**Activity:** What lines in the records below include the word "data"? Return each one.

**Source material:**
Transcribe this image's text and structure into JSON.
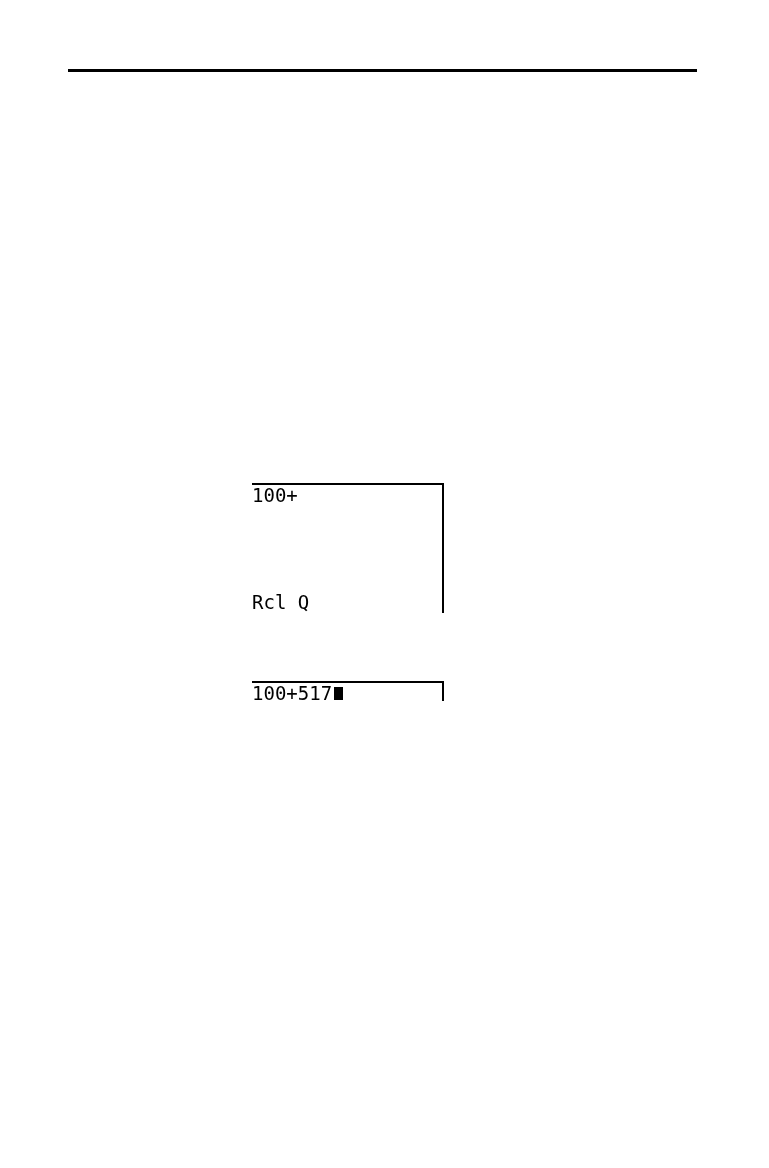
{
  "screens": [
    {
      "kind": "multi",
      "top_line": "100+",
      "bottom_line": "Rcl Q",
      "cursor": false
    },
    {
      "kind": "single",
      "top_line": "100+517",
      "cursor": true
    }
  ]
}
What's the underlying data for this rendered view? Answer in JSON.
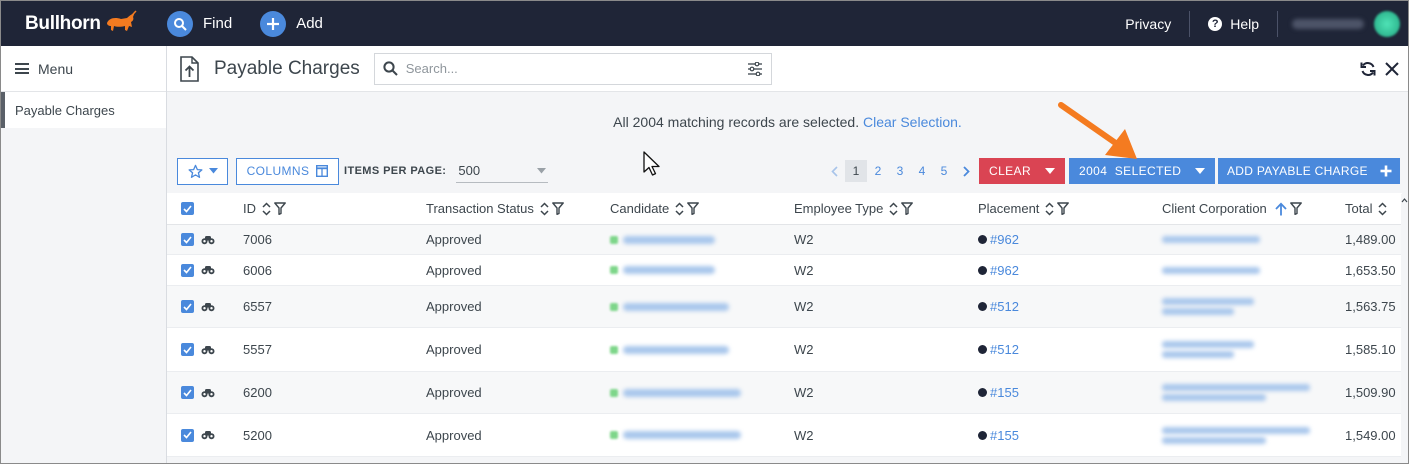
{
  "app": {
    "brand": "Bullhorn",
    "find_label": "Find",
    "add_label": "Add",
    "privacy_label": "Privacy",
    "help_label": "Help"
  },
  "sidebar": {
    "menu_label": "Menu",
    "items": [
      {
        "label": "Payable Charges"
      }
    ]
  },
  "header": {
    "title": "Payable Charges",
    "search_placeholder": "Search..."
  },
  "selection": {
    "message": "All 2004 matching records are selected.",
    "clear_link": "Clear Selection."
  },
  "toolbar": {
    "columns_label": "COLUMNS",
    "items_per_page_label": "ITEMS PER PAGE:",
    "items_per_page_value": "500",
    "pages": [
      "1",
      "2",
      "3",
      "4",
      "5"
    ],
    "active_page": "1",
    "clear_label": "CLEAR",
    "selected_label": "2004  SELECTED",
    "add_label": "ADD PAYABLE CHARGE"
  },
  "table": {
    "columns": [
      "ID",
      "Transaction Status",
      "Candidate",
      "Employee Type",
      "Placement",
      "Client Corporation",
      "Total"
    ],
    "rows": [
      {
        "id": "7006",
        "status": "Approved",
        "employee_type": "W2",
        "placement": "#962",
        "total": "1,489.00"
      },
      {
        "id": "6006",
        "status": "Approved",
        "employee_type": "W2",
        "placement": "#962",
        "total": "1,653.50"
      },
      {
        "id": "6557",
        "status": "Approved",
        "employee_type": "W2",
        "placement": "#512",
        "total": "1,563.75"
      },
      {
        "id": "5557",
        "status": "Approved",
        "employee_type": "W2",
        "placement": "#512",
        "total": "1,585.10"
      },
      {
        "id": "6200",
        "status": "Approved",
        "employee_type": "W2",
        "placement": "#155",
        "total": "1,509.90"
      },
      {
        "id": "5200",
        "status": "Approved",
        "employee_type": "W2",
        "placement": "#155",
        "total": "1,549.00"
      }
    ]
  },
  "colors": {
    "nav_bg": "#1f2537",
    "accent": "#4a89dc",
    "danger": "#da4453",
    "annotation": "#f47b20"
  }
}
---
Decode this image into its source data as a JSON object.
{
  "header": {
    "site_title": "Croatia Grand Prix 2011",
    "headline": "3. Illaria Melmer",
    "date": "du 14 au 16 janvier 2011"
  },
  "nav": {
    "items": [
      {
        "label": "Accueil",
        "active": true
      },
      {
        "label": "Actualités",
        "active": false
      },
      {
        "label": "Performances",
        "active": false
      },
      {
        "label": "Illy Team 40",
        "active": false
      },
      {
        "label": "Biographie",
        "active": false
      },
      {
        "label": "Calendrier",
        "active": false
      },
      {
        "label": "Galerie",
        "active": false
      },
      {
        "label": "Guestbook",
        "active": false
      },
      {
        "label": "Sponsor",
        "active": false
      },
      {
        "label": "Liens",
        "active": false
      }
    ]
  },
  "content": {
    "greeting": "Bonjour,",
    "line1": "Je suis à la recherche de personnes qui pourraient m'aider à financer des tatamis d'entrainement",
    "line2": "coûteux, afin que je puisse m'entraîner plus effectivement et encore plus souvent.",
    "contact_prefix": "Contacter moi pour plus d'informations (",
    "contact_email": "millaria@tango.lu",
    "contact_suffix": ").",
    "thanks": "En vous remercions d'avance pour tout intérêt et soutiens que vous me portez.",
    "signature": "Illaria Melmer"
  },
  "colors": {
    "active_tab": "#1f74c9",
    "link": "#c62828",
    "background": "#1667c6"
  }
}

**Answer:**
What's the underlying data for this rendered view? Answer in JSON.
Decode this image into its source data as a JSON object.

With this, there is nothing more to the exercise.